The regulars at the coffee circle here range in age from 32 to 84; most are men, and while many work as lobbyists or government staff members across the Potomac River in Washington, there are also two union officials, a retired dermatologist and his daughter, a teacher. They are members and daily communicants in a conservative parish in the conservative diocese of Arlington, one of only two Catholic dioceses in the United States that still bans altar girls.
Polls have shown that while many American Catholics revere the pope, they disregard church teaching on issues like birth control and the death penalty.
The principles of a "just war" were first developed by St. Augustine in the fifth century and expanded upon by St. Thomas Aquinas in the 13th. For a war to be considered just, it must meet the following criteria: have a just cause, meaning that it confronts a danger beyond question; be declared by a legitimate authority acting on behalf of the people; be driven by the right intention, not ulterior economic or other motives; be the last resort; be proportional, so that the harm inflicted does not outweigh the good achieved; and have a reasonable chance of success.
Today and Tuesday after dawn Mass, St. John's parishioners settled into velveteen club chairs at Starbucks and whittled down the just war principles until the point of contention was reduced to whether an attack on Iraq was a pre-emptive offense or defensive.
Several argued that in an age of biological warfare and nuclear weapons, the traditional understanding of just war theory had grown obsolete and was due for revision.
"You have already seen the damage that can be inflicted, and that was 9-11, so what more convincing do you need?" William C. Doherty Jr., Brian Doherty's father, who is 76 and retired from working in the labor movement said at the Tuesday session.
Mr. McCarthy, the lawyer, said, "Kind of Crusade-like, isn't it?"
On Tuesday morning, the group was joined by their pastor, the Rev. Edward C. Hathaway, who has been in the parish for three years.

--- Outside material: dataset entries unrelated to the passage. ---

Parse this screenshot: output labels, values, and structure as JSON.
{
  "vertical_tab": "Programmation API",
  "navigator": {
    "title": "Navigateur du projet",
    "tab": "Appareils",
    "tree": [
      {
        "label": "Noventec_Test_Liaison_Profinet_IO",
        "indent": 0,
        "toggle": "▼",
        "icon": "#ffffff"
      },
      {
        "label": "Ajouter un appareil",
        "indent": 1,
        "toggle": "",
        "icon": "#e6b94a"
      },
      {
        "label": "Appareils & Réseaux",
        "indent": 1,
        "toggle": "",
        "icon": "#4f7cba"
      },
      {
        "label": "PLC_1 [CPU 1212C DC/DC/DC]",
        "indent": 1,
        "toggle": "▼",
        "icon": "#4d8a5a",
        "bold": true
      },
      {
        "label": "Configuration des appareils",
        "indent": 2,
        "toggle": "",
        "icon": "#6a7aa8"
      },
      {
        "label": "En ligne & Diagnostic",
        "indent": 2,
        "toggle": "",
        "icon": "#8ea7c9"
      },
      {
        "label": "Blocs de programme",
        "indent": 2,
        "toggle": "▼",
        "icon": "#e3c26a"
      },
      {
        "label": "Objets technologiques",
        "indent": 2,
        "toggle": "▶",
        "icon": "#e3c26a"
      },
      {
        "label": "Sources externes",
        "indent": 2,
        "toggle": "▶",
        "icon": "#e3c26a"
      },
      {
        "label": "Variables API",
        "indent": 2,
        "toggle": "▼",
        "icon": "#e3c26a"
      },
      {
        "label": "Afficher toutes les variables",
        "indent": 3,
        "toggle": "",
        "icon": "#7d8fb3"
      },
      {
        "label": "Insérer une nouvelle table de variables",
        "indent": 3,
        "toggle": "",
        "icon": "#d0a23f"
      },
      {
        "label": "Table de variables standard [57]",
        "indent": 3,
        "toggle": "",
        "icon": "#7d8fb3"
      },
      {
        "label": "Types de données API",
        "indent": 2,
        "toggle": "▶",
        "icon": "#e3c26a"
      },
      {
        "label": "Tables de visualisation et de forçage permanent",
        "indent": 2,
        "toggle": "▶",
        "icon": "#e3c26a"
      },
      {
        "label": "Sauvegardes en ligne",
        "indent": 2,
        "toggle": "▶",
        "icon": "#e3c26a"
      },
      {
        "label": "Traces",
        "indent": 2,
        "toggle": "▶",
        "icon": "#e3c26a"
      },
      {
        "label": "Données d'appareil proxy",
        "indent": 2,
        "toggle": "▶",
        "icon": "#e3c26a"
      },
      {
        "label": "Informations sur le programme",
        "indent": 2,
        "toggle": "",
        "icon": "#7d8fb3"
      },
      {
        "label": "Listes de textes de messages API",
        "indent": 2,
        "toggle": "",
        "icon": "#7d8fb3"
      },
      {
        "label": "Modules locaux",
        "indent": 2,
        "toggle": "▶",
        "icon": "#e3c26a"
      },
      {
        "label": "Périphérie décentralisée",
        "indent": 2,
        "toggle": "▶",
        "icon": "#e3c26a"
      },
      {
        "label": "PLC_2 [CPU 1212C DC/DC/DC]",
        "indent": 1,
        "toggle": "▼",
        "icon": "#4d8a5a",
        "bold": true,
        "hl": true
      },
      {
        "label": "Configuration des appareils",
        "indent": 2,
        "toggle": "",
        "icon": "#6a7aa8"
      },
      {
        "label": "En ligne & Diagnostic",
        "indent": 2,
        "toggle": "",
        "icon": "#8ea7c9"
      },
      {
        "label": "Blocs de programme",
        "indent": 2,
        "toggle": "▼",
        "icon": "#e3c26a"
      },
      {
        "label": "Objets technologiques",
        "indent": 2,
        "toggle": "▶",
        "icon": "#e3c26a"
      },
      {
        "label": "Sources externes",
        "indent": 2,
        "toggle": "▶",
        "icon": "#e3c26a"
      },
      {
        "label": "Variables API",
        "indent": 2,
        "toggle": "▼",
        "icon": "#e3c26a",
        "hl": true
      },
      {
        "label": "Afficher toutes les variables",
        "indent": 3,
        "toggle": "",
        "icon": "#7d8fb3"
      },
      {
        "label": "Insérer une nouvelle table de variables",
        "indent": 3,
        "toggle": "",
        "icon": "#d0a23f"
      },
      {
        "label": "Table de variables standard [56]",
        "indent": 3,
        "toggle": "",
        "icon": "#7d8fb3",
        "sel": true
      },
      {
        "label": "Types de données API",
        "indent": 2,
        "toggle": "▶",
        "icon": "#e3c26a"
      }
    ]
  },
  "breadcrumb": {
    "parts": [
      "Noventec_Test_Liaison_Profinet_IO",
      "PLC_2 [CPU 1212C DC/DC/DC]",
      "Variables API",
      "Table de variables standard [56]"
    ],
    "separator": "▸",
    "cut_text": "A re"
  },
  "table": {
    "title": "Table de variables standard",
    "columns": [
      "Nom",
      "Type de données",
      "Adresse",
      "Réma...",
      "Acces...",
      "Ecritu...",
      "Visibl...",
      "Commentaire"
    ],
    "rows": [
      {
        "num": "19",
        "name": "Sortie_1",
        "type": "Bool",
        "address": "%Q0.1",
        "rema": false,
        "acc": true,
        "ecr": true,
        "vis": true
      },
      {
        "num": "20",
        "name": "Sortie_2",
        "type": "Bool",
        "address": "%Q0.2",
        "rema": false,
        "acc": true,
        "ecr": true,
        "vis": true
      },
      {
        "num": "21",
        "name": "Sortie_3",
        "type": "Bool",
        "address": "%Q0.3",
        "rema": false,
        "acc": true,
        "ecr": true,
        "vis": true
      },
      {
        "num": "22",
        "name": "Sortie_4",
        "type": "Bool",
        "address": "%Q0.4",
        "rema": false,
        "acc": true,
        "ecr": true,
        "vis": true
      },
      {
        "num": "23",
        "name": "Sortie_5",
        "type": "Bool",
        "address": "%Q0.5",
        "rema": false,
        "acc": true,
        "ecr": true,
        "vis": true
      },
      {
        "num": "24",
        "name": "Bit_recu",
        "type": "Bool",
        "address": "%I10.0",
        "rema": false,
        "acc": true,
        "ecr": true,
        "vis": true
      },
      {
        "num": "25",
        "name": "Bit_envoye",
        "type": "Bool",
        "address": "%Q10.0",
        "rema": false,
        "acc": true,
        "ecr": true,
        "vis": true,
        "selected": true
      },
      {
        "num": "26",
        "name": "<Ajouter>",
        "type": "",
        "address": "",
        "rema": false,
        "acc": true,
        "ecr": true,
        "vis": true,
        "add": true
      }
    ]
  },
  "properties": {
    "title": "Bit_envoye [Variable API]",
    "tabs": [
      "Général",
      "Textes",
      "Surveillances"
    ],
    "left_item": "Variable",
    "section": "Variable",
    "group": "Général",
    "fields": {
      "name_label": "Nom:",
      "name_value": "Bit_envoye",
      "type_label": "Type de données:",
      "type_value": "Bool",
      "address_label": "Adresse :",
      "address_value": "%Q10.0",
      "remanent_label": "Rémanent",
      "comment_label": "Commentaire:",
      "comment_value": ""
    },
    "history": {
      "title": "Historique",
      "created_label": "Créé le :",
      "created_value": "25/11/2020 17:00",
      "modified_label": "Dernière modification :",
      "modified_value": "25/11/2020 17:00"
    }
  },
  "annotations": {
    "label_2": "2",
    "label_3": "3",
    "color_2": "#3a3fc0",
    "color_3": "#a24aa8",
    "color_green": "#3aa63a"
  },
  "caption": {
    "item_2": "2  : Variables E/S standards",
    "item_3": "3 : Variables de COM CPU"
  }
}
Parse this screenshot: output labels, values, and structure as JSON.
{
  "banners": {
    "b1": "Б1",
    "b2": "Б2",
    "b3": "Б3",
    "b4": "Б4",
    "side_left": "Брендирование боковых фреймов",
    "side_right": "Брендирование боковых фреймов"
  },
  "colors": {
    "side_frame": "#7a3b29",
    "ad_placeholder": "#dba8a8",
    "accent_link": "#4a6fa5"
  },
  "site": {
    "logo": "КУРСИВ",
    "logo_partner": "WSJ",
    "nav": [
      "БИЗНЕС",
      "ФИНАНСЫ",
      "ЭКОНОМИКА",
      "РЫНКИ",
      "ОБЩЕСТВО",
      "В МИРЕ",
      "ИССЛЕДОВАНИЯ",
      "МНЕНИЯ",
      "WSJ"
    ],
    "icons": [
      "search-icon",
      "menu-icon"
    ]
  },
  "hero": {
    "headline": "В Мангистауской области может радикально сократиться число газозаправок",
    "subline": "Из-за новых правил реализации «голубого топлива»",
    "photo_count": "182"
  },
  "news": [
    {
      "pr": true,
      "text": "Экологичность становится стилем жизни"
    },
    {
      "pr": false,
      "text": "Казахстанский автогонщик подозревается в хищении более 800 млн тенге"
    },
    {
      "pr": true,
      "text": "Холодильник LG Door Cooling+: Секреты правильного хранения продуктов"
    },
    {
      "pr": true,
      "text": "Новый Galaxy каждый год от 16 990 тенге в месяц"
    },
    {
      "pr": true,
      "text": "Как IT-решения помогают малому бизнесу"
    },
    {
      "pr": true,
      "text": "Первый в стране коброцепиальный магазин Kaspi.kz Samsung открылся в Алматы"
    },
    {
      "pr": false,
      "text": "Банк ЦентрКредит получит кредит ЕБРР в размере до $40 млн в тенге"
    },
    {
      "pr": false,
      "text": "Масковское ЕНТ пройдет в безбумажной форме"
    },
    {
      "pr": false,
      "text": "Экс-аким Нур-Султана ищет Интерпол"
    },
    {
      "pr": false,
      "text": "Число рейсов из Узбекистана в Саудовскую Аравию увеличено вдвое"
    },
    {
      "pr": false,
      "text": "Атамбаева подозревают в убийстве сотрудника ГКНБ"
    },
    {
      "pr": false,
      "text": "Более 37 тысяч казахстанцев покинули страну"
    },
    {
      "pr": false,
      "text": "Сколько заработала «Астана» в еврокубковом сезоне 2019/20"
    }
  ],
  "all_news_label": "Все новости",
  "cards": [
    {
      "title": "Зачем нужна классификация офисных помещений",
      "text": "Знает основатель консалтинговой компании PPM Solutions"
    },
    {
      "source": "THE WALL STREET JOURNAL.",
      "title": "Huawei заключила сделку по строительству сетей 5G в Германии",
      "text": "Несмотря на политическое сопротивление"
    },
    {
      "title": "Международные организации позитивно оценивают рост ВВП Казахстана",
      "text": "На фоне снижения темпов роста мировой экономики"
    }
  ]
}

His father was a Navy pilot and his two older brothers went to the Air Force Academy, he said, "So maybe I'm more trusting" when the commander in chief says war is necessary.
He asked questions and floated the notion that war could be seen not as a pre-emptive strike, but a continuation of the Persian Gulf war, which was never completed because Saddam Hussein failed to disarm.
He told the group that the pope is not a pacifist, but said he was not surprised at the pontiff's interventions to prevent war.
"You're never going to hear the Holy Father say, go to war. You can wait forever to hear that," Father Hathaway said.
At that, Bill, 37, a government relations specialist who would not give his surname for fear of his employer's disapproval, said, "I expect the Holy Father to pray for peace, and the U.S. Marines to bring it about."
Last Sunday, the homily at St. John's was delivered by the Rev. Cosmas R. K'Otienoh, a Kenyan priest serving as a pastor in residence. He lost friends in the bombing of the United States embassy in Nairobi and moved to the Washington area only to experience the terror of Sept. 11 from a Metro train.
However, he gently suggested that although the American goal of ridding the world of a tyrant is noble, it may not justify the risk of harming Iraqi civilians, of whom "50 percent are 15 years and younger."
Afterward, Father K'Otienoh said, about half the parishioners who responded thanked him, but the other half said he was misguided.
He said in an interview that he understood the mixed reception.
"On the one hand they take the teachings of the Holy Father very seriously, and on the other hand, there is this actual threat, particularly after Sept. 11, that has put people on edge, and I can understand those fears," Father K'Otienoh said. "It's a tall order for many Catholics to say, let's listen to the Holy Father."
The New York Times
March 6, 2003
By LAURIE GOODSTEIN